They drive off of roads, change automobiles, and eventually stow away in a house occupied only by clueless teenagers. The point? They need time to concoct a solid plan to stay out of jail, which (not surprisingly) consists of decisions that aren't likely to get them in good graces with law enforcement. Hiding behind several wacky disguises that feel lifted out of a Quentin Tarrantino script, Joe and Terry eventually turn to bank robbery to support their almost nonexistent assets. Early on, the movie even displays how it is possible to rob a bank filled with customers while you're unarmed. The style in which these events are presented make a great case in argument for why bank robbery is such a popular crime in society; as our unlikely heroes take us through the process step-by-step, we see that, if one knows exactly what they're doing, the action really isn't as difficult as it seems.
It is ultimately the desire of Joe and Terry to lead a wealthy and strongly-established life south of the United States border, and to help them in their quest (not to mention their bank robbery schemes), they acquire the assistance of Harvey (Troy Garity), a gullible stunt man who is constantly at work in perfecting methods of how to convincingly die in front of a camera. Serving as the driver for the getaway car for the two "Sleepover Bandits" (a title which they earn after coming up with a more efficient method of robbing banks), Harvey is both an asset and a savior in his given position, even though the men he is working for don't always give him the credit he deserves.

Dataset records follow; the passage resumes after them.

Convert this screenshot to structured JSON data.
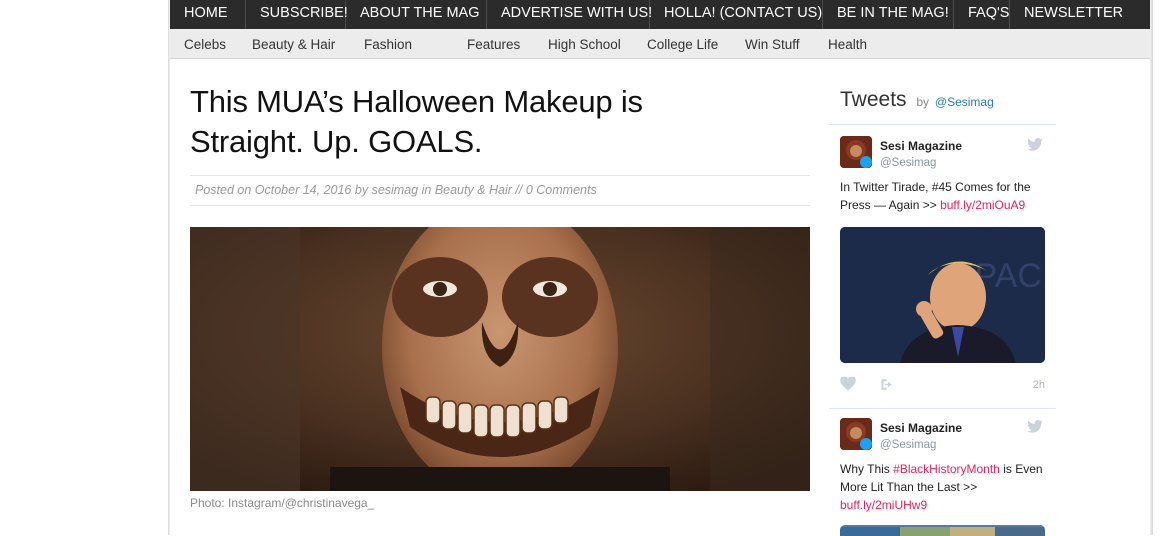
{
  "top_nav": [
    {
      "label": "HOME"
    },
    {
      "label": "SUBSCRIBE!"
    },
    {
      "label": "ABOUT THE MAG"
    },
    {
      "label": "ADVERTISE WITH US!"
    },
    {
      "label": "HOLLA! (CONTACT US)"
    },
    {
      "label": "BE IN THE MAG!"
    },
    {
      "label": "FAQ'S"
    },
    {
      "label": "NEWSLETTER"
    }
  ],
  "sub_nav": [
    {
      "label": "Celebs"
    },
    {
      "label": "Beauty & Hair"
    },
    {
      "label": "Fashion"
    },
    {
      "label": "Features"
    },
    {
      "label": "High School"
    },
    {
      "label": "College Life"
    },
    {
      "label": "Win Stuff"
    },
    {
      "label": "Health"
    }
  ],
  "article": {
    "title_line1": "This MUA’s Halloween Makeup is",
    "title_line2": "Straight. Up. GOALS.",
    "meta": {
      "posted_on": "Posted on",
      "date": "October 14, 2016",
      "by": "by",
      "author": "sesimag",
      "in": "in",
      "category": "Beauty & Hair",
      "sep": "//",
      "comments": "0 Comments"
    },
    "caption": "Photo: Instagram/@christinavega_"
  },
  "sidebar": {
    "heading": "Tweets",
    "by": "by",
    "handle": "@Sesimag",
    "tweets": [
      {
        "name": "Sesi Magazine",
        "handle": "@Sesimag",
        "text_before": "In Twitter Tirade, #45 Comes for the Press — Again >>",
        "link": "buff.ly/2miOuA9",
        "time": "2h"
      },
      {
        "name": "Sesi Magazine",
        "handle": "@Sesimag",
        "text_before": "Why This",
        "hashtag": "#BlackHistoryMonth",
        "text_after": "is Even More Lit Than the Last >>",
        "link": "buff.ly/2miUHw9"
      }
    ]
  },
  "colors": {
    "nav_bg": "#2b2b2b",
    "subnav_bg": "#ececec",
    "link_red": "#e0245e",
    "handle_blue": "#2b7bb9"
  }
}
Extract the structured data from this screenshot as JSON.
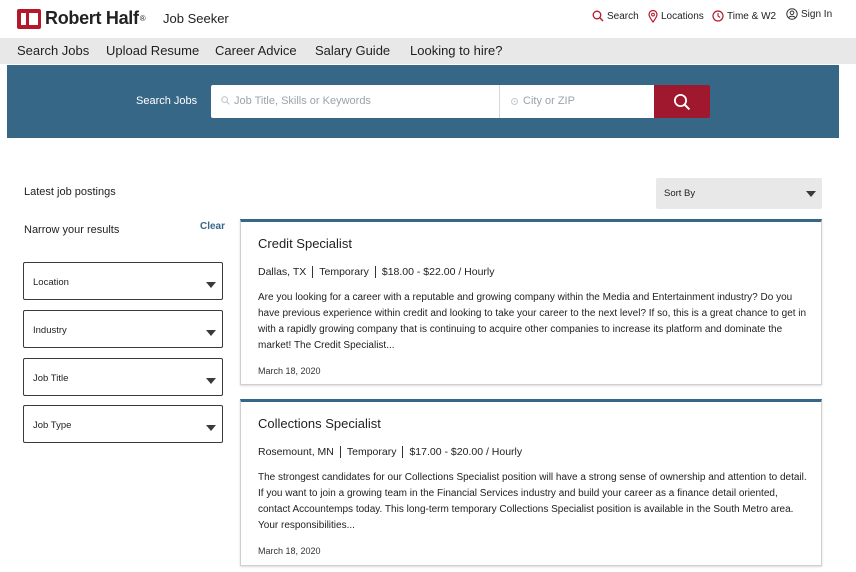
{
  "header": {
    "logo_text": "Robert Half",
    "logo_reg": "®",
    "section": "Job Seeker",
    "utility": [
      {
        "label": "Search",
        "icon": "search-icon"
      },
      {
        "label": "Locations",
        "icon": "location-pin-icon"
      },
      {
        "label": "Time & W2",
        "icon": "clock-icon"
      },
      {
        "label": "Sign In",
        "icon": "user-icon"
      }
    ]
  },
  "nav": {
    "items": [
      "Search Jobs",
      "Upload Resume",
      "Career Advice",
      "Salary Guide",
      "Looking to hire?"
    ]
  },
  "search": {
    "label": "Search Jobs",
    "keyword_placeholder": "Job Title, Skills or Keywords",
    "location_placeholder": "City or ZIP",
    "accent": "#a0182d",
    "band_color": "#376786"
  },
  "sidebar": {
    "latest": "Latest job postings",
    "narrow": "Narrow your results",
    "clear": "Clear",
    "filters": [
      "Location",
      "Industry",
      "Job Title",
      "Job Type"
    ]
  },
  "sort": {
    "label": "Sort By"
  },
  "jobs": [
    {
      "title": "Credit Specialist",
      "location": "Dallas, TX",
      "type": "Temporary",
      "pay": "$18.00 - $22.00 / Hourly",
      "description": "Are you looking for a career with a reputable and growing company within the Media and Entertainment industry? Do you have previous experience within credit and looking to take your career to the next level? If so, this is a great chance to get in with a rapidly growing company that is continuing to acquire other companies to increase its platform and dominate the market! The Credit Specialist...",
      "date": "March 18, 2020"
    },
    {
      "title": "Collections Specialist",
      "location": "Rosemount, MN",
      "type": "Temporary",
      "pay": "$17.00 - $20.00 / Hourly",
      "description": "The strongest candidates for our Collections Specialist position will have a strong sense of ownership and attention to detail. If you want to join a growing team in the Financial Services industry and build your career as a finance detail oriented, contact Accountemps today. This long-term temporary Collections Specialist position is available in the South Metro area. Your responsibilities...",
      "date": "March 18, 2020"
    }
  ]
}
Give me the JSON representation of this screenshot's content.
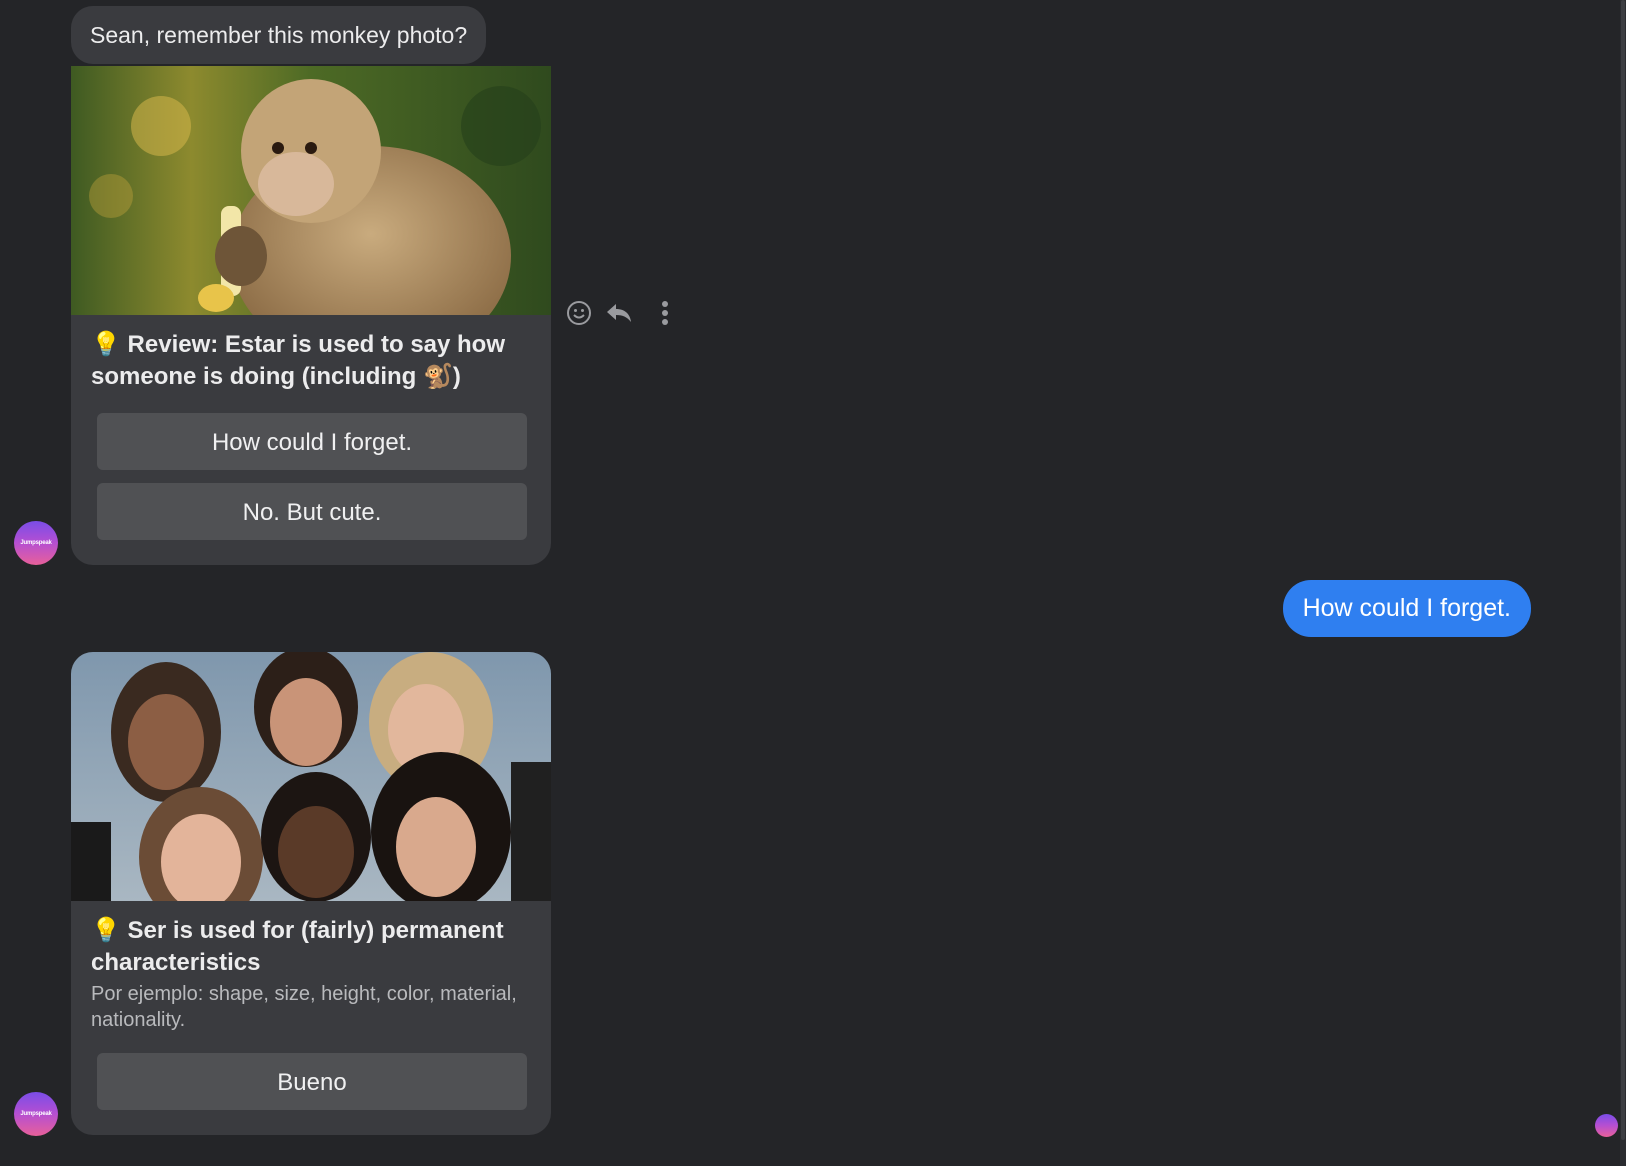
{
  "messages": {
    "intro_text": "Sean, remember this monkey photo?",
    "card1": {
      "image_icon": "monkey-photo",
      "title": "💡 Review: Estar is used to say how someone is doing (including 🐒)",
      "options": [
        "How could I forget.",
        "No. But cute."
      ]
    },
    "user_reply": "How could I forget.",
    "card2": {
      "image_icon": "group-photo",
      "title": "💡 Ser is used for (fairly) permanent characteristics",
      "subtitle": "Por ejemplo: shape, size, height, color, material, nationality.",
      "options": [
        "Bueno"
      ]
    }
  },
  "avatar": {
    "label": "Jumpspeak"
  },
  "message_actions": [
    "emoji-icon",
    "reply-icon",
    "more-vertical-icon"
  ],
  "colors": {
    "background": "#242528",
    "bot_bubble": "#3a3b3f",
    "option_button": "#505154",
    "user_bubble": "#2f7ff0"
  }
}
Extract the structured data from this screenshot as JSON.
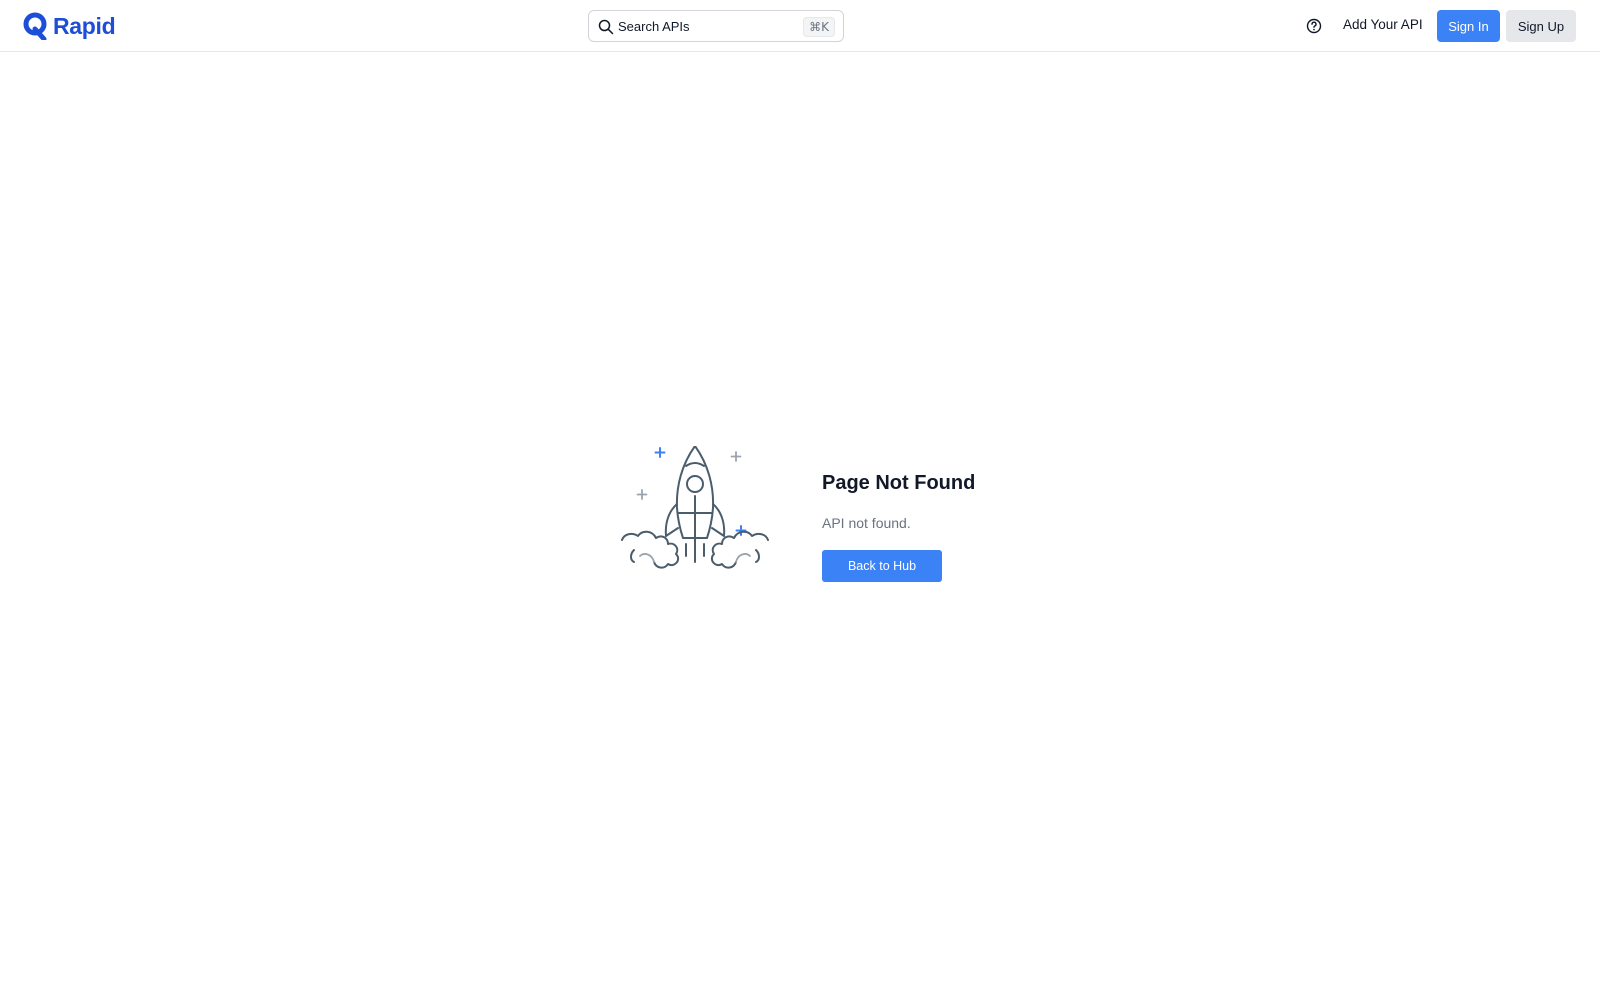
{
  "header": {
    "logo_text": "Rapid",
    "search": {
      "placeholder": "Search APIs",
      "shortcut": "⌘K"
    },
    "help_icon": "question-circle-icon",
    "add_api_label": "Add Your API",
    "sign_in_label": "Sign In",
    "sign_up_label": "Sign Up"
  },
  "main": {
    "title": "Page Not Found",
    "message": "API not found.",
    "back_button_label": "Back to Hub",
    "illustration_icon": "rocket-launch-icon"
  },
  "colors": {
    "brand": "#1d4ed8",
    "primary_button": "#3b82f6",
    "secondary_button": "#e5e7eb",
    "illustration_stroke": "#4b5d6b"
  }
}
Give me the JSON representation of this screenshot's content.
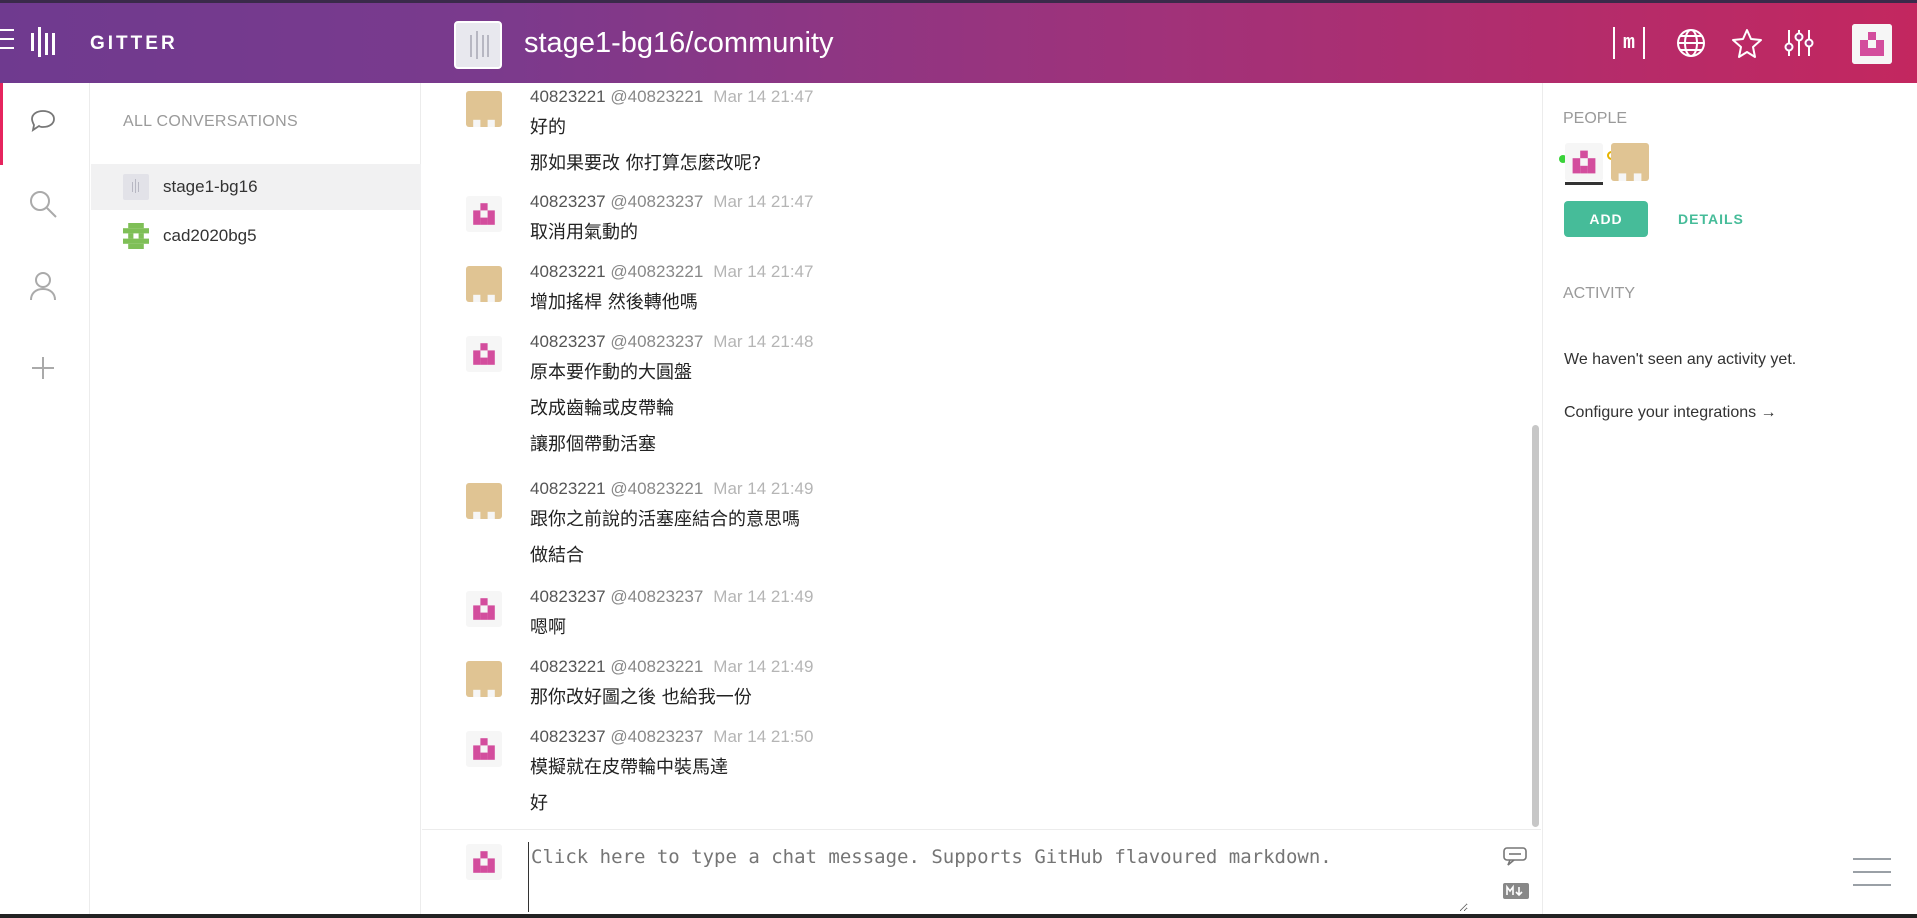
{
  "header": {
    "brand": "GITTER",
    "room_title": "stage1-bg16/community",
    "icons": [
      "matrix-icon",
      "globe-icon",
      "star-icon",
      "settings-sliders-icon"
    ],
    "matrix_label": "m"
  },
  "rail": {
    "items": [
      "chat-bubble-icon",
      "search-icon",
      "person-icon",
      "plus-icon"
    ]
  },
  "conversations": {
    "heading": "ALL CONVERSATIONS",
    "items": [
      {
        "label": "stage1-bg16",
        "active": true
      },
      {
        "label": "cad2020bg5",
        "active": false
      }
    ]
  },
  "messages": [
    {
      "name": "40823221",
      "user": "@40823221",
      "time": "Mar 14 21:47",
      "avatar": "tan",
      "lines": [
        "好的",
        "那如果要改 你打算怎麼改呢?"
      ]
    },
    {
      "name": "40823237",
      "user": "@40823237",
      "time": "Mar 14 21:47",
      "avatar": "pink",
      "lines": [
        "取消用氣動的"
      ]
    },
    {
      "name": "40823221",
      "user": "@40823221",
      "time": "Mar 14 21:47",
      "avatar": "tan",
      "lines": [
        "增加搖桿 然後轉他嗎"
      ]
    },
    {
      "name": "40823237",
      "user": "@40823237",
      "time": "Mar 14 21:48",
      "avatar": "pink",
      "lines": [
        "原本要作動的大圓盤",
        "改成齒輪或皮帶輪",
        "讓那個帶動活塞"
      ]
    },
    {
      "name": "40823221",
      "user": "@40823221",
      "time": "Mar 14 21:49",
      "avatar": "tan",
      "lines": [
        "跟你之前說的活塞座結合的意思嗎",
        "做結合"
      ]
    },
    {
      "name": "40823237",
      "user": "@40823237",
      "time": "Mar 14 21:49",
      "avatar": "pink",
      "lines": [
        "嗯啊"
      ]
    },
    {
      "name": "40823221",
      "user": "@40823221",
      "time": "Mar 14 21:49",
      "avatar": "tan",
      "lines": [
        "那你改好圖之後 也給我一份"
      ]
    },
    {
      "name": "40823237",
      "user": "@40823237",
      "time": "Mar 14 21:50",
      "avatar": "pink",
      "lines": [
        "模擬就在皮帶輪中裝馬達",
        "好"
      ]
    }
  ],
  "composer": {
    "placeholder": "Click here to type a chat message. Supports GitHub flavoured markdown."
  },
  "right_panel": {
    "people_heading": "PEOPLE",
    "add_label": "ADD",
    "details_label": "DETAILS",
    "activity_heading": "ACTIVITY",
    "activity_empty": "We haven't seen any activity yet.",
    "configure_link": "Configure your integrations →"
  },
  "colors": {
    "accent_green": "#46bc99",
    "accent_pink": "#e6245e",
    "avatar_pink": "#d34d9d",
    "avatar_tan": "#e0c493"
  }
}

But it's shortly after one particular robbery in which the seemingly simple plan becomes even more complicated. As Terry is walking across the road looking for a quick getaway from nearby cops, he is struck by the car of a depressed housewife name Kate (Cate Blanchett). When he regains consciousness, she is driving him to a hospital, an action which he responds to by waving his gun at her and insisting she pull over to let him out. But Kate doesn't have a frightened response to him; in fact, she is rather annoyed by it. Her unwillingness to cooperate with his request takes her directly to the cabin in which the bandits are hiding out, thus immersing her in their illegal plots so deeply that, as a result, she eventually falls in love with both Joe and Terry. Needless to say, they do the same.
In terms of value, "Bandits" is a vast improvement from the material we've had to sit through during the year's early months, a time when movies like "Blow" and "Hannibal" were the only worthwhile things playing at the local cinema. The script by Harley Peyton is precise and on target, utilizing every moment of the 120-minute running time without a shred of boredom, and the actors know how to effectively convey their roles without seeming like overachievers. Thornton is particularly solid as Terry (especially during moments which require physical comedy), and Blanchett gives us yet another reason to be proud as Kate, the loud, lonely wife of some sort of executive official whose makeup looks as if it had been applied with a butter knife.
It has been said that autumn is when the gears of Hollywood shift into a more positive direction, providing us with the kind of material that screams "Oscar!" "Bandits" lives up to that potential and promises even greater things ahead.
Written by DAVID KEYES
Comedy (US); 2001; Rated PG-13; 120 Minutes
Bruce Willis: Joe
Billy Bob Thornton: Terry
Cate Blanchett: Kate
Troy Garity: Harvey
Produced by Ashok Amritraj, Michele Berk, Michael Birnbaum, Stephen J. Eads, David Hoberman, Barry Levinson, Patrick McCormick, Harley Peyton, Arnold Rifkin, Lenny Vullo, Paula Weinstein and David Willis; Directed by Barry Levinson; Screenwritten by Harley Peyton